* [TASK DIRECTIONS]:
Search the records for the string "Enable", then copy each line where it appears.

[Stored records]
········
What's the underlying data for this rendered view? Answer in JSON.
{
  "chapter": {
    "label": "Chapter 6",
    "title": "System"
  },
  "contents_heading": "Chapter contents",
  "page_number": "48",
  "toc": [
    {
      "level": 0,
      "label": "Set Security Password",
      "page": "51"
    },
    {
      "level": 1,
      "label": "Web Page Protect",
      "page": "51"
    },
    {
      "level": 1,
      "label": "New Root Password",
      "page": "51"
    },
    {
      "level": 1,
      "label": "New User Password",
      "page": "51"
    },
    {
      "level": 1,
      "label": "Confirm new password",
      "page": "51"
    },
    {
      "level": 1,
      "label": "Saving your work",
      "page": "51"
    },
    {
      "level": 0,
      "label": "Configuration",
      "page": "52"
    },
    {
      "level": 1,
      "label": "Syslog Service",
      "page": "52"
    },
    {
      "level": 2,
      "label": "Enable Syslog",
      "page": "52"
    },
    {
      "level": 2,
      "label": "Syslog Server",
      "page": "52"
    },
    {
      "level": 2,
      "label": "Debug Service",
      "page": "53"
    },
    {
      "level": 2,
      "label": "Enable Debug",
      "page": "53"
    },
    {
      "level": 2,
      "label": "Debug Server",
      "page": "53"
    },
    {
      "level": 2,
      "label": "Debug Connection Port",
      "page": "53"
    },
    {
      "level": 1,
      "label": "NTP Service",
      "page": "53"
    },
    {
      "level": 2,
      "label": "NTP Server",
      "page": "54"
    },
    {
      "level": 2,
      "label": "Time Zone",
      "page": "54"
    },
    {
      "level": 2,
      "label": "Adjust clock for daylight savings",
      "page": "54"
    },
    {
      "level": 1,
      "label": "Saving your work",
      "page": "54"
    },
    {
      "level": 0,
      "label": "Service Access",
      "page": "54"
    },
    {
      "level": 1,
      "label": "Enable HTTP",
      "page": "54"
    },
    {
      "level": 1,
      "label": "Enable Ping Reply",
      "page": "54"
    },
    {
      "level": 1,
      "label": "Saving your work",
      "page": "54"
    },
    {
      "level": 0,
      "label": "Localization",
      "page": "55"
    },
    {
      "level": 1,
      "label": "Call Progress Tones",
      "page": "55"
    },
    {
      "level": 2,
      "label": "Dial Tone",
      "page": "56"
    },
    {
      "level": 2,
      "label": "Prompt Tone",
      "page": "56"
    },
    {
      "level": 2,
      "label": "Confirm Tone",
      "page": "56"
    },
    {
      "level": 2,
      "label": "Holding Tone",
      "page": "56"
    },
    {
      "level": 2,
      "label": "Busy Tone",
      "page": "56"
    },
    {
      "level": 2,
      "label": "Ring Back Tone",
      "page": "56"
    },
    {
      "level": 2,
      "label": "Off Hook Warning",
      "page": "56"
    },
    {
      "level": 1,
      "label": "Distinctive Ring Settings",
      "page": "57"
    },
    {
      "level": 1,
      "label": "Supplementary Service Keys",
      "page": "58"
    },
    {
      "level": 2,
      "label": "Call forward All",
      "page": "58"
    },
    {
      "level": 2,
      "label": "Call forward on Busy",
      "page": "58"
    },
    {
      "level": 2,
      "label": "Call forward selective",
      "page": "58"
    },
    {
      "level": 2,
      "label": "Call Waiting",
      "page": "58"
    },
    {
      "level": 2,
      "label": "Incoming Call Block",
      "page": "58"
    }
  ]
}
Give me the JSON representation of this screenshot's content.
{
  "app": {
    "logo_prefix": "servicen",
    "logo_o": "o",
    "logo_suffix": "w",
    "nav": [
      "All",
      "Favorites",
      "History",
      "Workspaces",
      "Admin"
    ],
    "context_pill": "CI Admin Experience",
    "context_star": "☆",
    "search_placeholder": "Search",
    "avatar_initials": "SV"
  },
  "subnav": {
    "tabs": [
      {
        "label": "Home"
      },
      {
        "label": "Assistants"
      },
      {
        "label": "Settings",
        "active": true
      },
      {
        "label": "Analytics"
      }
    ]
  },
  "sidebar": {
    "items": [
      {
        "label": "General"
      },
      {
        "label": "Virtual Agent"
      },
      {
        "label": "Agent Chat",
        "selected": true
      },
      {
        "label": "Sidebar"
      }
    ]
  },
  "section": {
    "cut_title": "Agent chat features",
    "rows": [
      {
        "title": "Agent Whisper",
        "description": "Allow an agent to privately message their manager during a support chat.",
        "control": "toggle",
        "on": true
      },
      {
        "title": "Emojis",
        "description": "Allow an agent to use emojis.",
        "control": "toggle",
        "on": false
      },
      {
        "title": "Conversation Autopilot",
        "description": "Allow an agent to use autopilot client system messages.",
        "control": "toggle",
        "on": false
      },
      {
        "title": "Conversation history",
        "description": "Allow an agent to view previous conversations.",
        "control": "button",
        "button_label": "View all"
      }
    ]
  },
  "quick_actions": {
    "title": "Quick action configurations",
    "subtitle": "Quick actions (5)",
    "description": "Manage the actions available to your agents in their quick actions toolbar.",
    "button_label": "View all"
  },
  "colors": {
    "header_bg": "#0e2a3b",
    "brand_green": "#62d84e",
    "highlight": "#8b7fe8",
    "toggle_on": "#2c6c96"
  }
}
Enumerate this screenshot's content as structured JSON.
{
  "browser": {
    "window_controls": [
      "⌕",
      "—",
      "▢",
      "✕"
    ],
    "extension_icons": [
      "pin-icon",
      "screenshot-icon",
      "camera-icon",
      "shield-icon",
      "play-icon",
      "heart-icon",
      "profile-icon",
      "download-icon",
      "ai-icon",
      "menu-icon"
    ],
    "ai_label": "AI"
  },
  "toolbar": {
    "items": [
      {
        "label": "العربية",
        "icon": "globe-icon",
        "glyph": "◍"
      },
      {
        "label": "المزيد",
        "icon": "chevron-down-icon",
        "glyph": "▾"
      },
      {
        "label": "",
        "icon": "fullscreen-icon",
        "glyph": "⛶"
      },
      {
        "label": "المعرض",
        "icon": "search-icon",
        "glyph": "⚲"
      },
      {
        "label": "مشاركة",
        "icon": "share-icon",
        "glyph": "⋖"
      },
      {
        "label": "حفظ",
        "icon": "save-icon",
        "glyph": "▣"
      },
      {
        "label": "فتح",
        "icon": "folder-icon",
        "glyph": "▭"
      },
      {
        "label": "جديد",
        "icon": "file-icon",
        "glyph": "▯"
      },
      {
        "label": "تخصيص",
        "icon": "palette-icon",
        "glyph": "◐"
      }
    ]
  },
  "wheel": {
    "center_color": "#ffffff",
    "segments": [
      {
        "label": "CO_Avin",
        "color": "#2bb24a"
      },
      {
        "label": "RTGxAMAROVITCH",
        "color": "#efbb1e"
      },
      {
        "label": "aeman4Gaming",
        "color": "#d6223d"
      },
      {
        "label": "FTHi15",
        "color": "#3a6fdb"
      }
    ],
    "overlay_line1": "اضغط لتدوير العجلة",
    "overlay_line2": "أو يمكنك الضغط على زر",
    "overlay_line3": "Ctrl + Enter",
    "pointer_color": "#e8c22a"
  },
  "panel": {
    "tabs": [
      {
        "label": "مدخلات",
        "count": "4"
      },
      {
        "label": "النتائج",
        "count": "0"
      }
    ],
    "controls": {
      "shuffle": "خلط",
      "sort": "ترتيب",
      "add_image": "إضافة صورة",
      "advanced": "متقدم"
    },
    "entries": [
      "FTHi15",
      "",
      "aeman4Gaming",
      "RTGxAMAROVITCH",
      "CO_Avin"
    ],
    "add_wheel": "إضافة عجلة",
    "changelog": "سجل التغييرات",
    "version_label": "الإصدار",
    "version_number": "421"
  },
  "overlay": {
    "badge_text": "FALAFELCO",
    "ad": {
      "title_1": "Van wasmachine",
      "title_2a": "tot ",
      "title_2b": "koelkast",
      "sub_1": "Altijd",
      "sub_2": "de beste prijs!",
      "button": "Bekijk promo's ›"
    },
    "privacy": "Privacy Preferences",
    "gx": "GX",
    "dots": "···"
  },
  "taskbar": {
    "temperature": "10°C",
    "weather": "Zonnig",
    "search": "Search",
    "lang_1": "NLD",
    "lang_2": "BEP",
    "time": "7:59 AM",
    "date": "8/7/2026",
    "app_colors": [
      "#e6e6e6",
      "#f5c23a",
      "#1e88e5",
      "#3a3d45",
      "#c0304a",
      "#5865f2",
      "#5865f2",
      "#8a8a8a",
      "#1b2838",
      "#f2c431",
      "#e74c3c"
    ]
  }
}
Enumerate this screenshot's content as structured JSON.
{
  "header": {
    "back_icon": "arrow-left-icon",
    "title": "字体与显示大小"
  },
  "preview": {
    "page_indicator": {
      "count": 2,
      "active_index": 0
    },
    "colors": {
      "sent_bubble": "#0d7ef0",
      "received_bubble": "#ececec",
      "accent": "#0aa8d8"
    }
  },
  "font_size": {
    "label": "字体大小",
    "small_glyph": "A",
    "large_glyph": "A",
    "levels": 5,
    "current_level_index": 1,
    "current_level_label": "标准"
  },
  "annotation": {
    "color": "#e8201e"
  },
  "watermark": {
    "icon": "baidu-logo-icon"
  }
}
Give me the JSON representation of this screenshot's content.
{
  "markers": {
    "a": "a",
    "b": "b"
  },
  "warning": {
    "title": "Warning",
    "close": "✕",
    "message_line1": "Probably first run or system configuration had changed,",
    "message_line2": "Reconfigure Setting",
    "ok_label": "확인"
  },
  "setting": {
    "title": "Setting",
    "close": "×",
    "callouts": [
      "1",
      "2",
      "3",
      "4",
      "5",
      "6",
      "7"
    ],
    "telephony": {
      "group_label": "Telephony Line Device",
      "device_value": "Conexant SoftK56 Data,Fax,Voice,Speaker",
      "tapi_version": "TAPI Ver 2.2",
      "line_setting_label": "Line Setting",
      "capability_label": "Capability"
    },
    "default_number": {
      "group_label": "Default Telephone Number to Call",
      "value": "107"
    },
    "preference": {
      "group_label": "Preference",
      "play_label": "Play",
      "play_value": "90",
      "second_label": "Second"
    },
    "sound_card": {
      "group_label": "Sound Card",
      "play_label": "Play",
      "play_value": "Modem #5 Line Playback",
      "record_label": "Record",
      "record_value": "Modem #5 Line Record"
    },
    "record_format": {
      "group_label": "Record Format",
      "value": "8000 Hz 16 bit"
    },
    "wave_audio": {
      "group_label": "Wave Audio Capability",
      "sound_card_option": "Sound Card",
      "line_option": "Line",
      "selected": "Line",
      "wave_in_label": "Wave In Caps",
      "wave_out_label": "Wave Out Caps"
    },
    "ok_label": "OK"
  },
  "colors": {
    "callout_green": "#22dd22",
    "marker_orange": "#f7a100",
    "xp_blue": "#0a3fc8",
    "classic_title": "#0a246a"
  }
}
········
* [RESPONSE TO THE EXERCISE]:
      "label": "Enable Syslog",
      "label": "Enable Debug",
      "label": "Enable HTTP",
      "label": "Enable Ping Reply",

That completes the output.